Browsing books online creates a sense of overload, of endlessness. I find my concentration destroyed, my intentions muddled. When browsing books on shelves, there is a happy brush with the unexpected, the element of chance.
Manhattan was once a place of used bookstores, wasn't it? Can someone confirm this? I would feel differently about the place if it still were. On the entire island, I can only think of three (Abracadabra on Broadway, The Strand, which I always find to be too crowded and grouchy, and a fancier in the Upper East Side, maybe in the low sixties, which specializes in rarities).

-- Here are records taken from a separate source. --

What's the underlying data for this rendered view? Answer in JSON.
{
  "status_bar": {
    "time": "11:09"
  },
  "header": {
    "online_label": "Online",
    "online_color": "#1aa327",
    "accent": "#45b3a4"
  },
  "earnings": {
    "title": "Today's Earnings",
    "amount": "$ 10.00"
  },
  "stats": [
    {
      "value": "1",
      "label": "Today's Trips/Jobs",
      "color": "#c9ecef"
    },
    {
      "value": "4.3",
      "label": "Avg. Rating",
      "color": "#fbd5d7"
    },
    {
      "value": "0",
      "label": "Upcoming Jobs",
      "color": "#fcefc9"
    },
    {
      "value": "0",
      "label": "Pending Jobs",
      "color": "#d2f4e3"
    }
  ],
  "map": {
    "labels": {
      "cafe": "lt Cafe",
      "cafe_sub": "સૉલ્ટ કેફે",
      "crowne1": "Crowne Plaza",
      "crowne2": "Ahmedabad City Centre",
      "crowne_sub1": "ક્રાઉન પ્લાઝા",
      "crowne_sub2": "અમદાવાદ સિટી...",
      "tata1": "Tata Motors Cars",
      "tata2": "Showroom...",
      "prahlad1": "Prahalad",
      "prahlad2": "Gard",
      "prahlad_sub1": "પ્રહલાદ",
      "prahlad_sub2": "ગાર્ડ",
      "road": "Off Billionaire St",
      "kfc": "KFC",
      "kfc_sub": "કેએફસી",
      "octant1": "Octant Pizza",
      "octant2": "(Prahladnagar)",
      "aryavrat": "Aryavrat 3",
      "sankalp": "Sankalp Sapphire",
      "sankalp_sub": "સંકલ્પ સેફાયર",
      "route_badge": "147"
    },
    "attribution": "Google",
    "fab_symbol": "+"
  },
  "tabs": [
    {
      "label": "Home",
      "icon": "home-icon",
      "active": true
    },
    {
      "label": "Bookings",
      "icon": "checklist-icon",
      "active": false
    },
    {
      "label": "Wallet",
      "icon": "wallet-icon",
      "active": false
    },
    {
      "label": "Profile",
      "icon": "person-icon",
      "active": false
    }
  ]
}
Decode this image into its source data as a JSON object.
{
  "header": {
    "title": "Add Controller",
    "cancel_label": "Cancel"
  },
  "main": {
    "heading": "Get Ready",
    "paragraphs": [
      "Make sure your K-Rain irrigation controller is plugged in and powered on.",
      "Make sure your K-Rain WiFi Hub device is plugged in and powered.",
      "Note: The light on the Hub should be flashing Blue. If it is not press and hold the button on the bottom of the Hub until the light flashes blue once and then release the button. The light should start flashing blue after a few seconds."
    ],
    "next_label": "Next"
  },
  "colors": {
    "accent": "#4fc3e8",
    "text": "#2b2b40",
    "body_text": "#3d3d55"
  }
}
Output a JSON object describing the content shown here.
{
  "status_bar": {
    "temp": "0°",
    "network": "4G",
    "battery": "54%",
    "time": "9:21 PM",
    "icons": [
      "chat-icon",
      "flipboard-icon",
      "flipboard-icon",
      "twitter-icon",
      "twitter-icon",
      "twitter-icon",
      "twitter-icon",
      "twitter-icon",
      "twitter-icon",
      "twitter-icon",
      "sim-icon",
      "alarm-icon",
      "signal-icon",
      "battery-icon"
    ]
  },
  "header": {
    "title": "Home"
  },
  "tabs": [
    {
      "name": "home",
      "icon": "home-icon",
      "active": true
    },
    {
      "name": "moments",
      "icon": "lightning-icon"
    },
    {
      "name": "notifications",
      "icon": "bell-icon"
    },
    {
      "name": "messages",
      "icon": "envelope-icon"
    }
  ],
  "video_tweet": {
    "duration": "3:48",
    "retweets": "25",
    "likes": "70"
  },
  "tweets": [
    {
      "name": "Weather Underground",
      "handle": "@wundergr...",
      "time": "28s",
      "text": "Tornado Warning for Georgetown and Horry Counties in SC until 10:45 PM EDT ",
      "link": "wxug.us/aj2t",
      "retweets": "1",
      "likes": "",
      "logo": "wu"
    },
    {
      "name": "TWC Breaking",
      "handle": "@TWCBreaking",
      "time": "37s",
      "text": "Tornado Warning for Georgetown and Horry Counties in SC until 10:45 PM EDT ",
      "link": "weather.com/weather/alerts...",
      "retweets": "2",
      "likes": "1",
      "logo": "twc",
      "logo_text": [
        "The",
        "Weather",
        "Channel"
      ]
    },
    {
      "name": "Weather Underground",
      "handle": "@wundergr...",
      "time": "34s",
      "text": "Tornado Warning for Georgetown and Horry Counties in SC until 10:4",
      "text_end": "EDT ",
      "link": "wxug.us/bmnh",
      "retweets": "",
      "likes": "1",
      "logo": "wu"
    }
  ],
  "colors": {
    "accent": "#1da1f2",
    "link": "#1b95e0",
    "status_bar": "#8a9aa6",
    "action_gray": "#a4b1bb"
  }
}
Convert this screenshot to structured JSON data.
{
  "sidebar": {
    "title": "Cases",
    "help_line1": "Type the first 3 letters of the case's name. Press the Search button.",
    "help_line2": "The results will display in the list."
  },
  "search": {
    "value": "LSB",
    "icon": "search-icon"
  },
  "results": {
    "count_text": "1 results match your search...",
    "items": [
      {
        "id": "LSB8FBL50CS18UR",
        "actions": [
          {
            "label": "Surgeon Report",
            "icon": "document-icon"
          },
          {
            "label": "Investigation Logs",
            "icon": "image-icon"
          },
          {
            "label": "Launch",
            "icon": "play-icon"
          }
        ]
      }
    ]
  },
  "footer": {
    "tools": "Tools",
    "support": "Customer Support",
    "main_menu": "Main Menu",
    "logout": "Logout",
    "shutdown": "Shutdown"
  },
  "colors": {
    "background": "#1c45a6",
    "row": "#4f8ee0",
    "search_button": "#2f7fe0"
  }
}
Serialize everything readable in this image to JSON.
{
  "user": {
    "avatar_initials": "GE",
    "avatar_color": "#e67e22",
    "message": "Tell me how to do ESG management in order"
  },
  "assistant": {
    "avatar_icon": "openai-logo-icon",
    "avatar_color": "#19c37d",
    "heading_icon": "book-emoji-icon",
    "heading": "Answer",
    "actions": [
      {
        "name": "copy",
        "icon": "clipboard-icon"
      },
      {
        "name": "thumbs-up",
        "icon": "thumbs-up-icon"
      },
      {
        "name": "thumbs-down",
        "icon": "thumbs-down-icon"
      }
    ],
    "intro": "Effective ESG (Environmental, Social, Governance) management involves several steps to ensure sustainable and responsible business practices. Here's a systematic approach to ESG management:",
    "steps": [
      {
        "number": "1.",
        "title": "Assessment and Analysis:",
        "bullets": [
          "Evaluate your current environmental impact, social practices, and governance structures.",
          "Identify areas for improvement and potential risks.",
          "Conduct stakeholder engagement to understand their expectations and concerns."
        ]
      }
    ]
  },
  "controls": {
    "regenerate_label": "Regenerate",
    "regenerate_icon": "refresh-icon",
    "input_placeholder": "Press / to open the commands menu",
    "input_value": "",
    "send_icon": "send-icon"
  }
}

Reading being the most cerebral of acts, it seems natural to some that books should be among the first things to disappear in an increasingly virtual world (along with checks, paper money, airline tickets, etc.). But standing inside of a bookstore, the sense of being surrounded by books, picking one up, wandering to another section, is to me, a bodily metaphor for the act of reading, or of thinking, that, because of its physicality, cannot be replaced by surfing the web. It changes the mind, it changes the body. The experience may not be long for the world, and yes, nostalgic tendencies should not be confused with the simple resistance to change, but it's an experience I would recommend living while you can.